[Story updated below]
Curious trademark battle brewing in England. According to a report in The Frontier Post, energy drink company Red Bull has told Redwell Brewery, a microbrewery in Norfolk that it must change its name or face legal action as Red Bull believes the Redwell name is too similar. We quote the article:
Redwell brewery, which employs just eight people in Norwich, has been told by the firm its name could “confuse” customers and “tarnish” its trademark.
Company owner Patrick Fisher said he was “shocked” by Red Bull’s letter and has sought legal advice.
Mr. Fisher said the brewery started up earlier this year and problems began days after it went to trademark its brand, which is named after Redwell Street in Norwich city centre.
At first glance, Red Bull’s action might seem a bit dramatic and maybe unreasonable, as the names seem different enough and the two brands are in different beverage categories. It is also easy to side with a small craft producer in a dispute with a giant, name-brand corporation. Opinions aside, be sure to recall some of the important notes in our trademark panel coverage from this year’s Craft Brewers Conference in March, “Craft beer trademark, copyright tips: Keep your brand free from disputes”:
You also have to consider the meaning of the design. For example, if the image is a black cat, you have to search for “black cat” brands or trademarks, not just the image, as there could be a potential issue there.
Searches need to expand beyond the beer category these days as well. Traphagen said he’s seen a fair amount of disputes come from outside the beer category — from soft drinks and energy drinks and flavored teas. This wasn’t always the case, and it’s not so much that the law has changed, but just more and more companies are challenging and more courts are agreeing.
“It is more willingness by owners to assert rights across categories and more willingness from courts to see that overlap,” Traphagen said.
These are just concerns, though — things to consider and be careful about.
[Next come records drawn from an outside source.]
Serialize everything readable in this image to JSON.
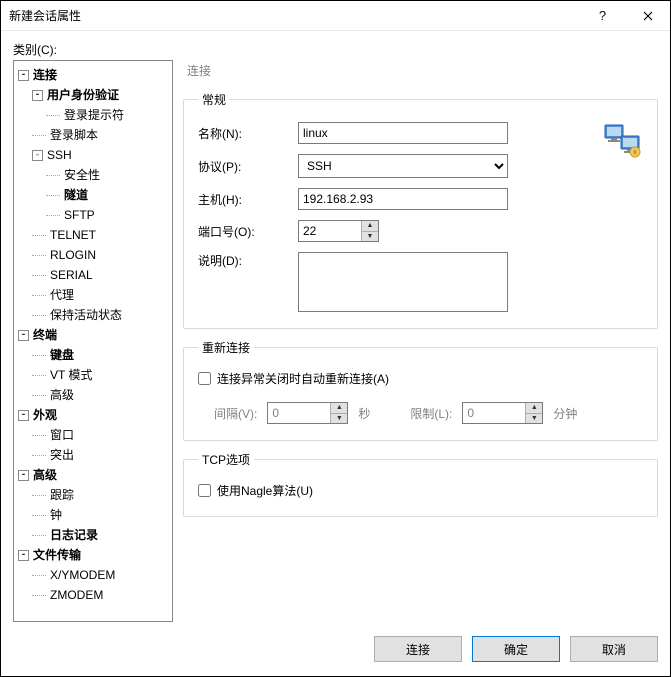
{
  "window": {
    "title": "新建会话属性"
  },
  "category_label": "类别(C):",
  "tree": {
    "connection": "连接",
    "auth": "用户身份验证",
    "login_prompt": "登录提示符",
    "login_script": "登录脚本",
    "ssh": "SSH",
    "security": "安全性",
    "tunnel": "隧道",
    "sftp": "SFTP",
    "telnet": "TELNET",
    "rlogin": "RLOGIN",
    "serial": "SERIAL",
    "proxy": "代理",
    "keepalive": "保持活动状态",
    "terminal": "终端",
    "keyboard": "键盘",
    "vt": "VT 模式",
    "advanced_term": "高级",
    "appearance": "外观",
    "window": "窗口",
    "highlight": "突出",
    "advanced": "高级",
    "trace": "跟踪",
    "bell": "钟",
    "logging": "日志记录",
    "file_transfer": "文件传输",
    "xymodem": "X/YMODEM",
    "zmodem": "ZMODEM"
  },
  "panel_title": "连接",
  "general": {
    "legend": "常规",
    "name_label": "名称(N):",
    "name_value": "linux",
    "protocol_label": "协议(P):",
    "protocol_value": "SSH",
    "host_label": "主机(H):",
    "host_value": "192.168.2.93",
    "port_label": "端口号(O):",
    "port_value": "22",
    "desc_label": "说明(D):",
    "desc_value": ""
  },
  "reconnect": {
    "legend": "重新连接",
    "auto_label": "连接异常关闭时自动重新连接(A)",
    "interval_label": "间隔(V):",
    "interval_value": "0",
    "interval_unit": "秒",
    "limit_label": "限制(L):",
    "limit_value": "0",
    "limit_unit": "分钟"
  },
  "tcp": {
    "legend": "TCP选项",
    "nagle_label": "使用Nagle算法(U)"
  },
  "buttons": {
    "connect": "连接",
    "ok": "确定",
    "cancel": "取消"
  }
}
It’s not a black or white issue in many of these cases. It is essentially up to the court to determine if there is a reasonable confusion between cross-segment trademarks in order to justify the action.
Not all of this trademark talk is about making sure you are safe; it’s also about standing your ground. Do you see other brands infringing on your trademarks and copyright? Traphagen emphasized not just preventing exact duplicates, but also designs or slogans that might confuse customers into associating it with your brand. Over time, if other brands continue to crowd your trademark, your brand could erode, and you could potentially lose your enforcement power — unlikely, but possible.
This news story (like the Magic Hat, West Sixth story ICYMI), whatever the outcome, is another friendly reminder about the real gray areas in trademark/copyright laws, the potential challenges that exist and the importance of settling your own marks as early as possible.
BBC News reports that Red Bull’s dispute with Redwell Brewery has ended. The key point of the settlement was Redwell Brewery promising that its brand would never cross into energy drinks.
A Red Bull spokesman said: “There is no dispute here.
“Red Bull has long been willing to allow Redwell to maintain its mark for beer so long as they do not use it for energy drinks.”
Jacqui Tolson, senior trademark attorney working on behalf of Redwell, said: “We’ve managed to negotiate a possible settlement which is now on the table, so it’s a good commercial solution for both parties.
Red Bull tells Redwell Brewery to change name in trademark dispute – Craft Brewing Business http://t.co/uU8kyCjSNc nice work Red Bully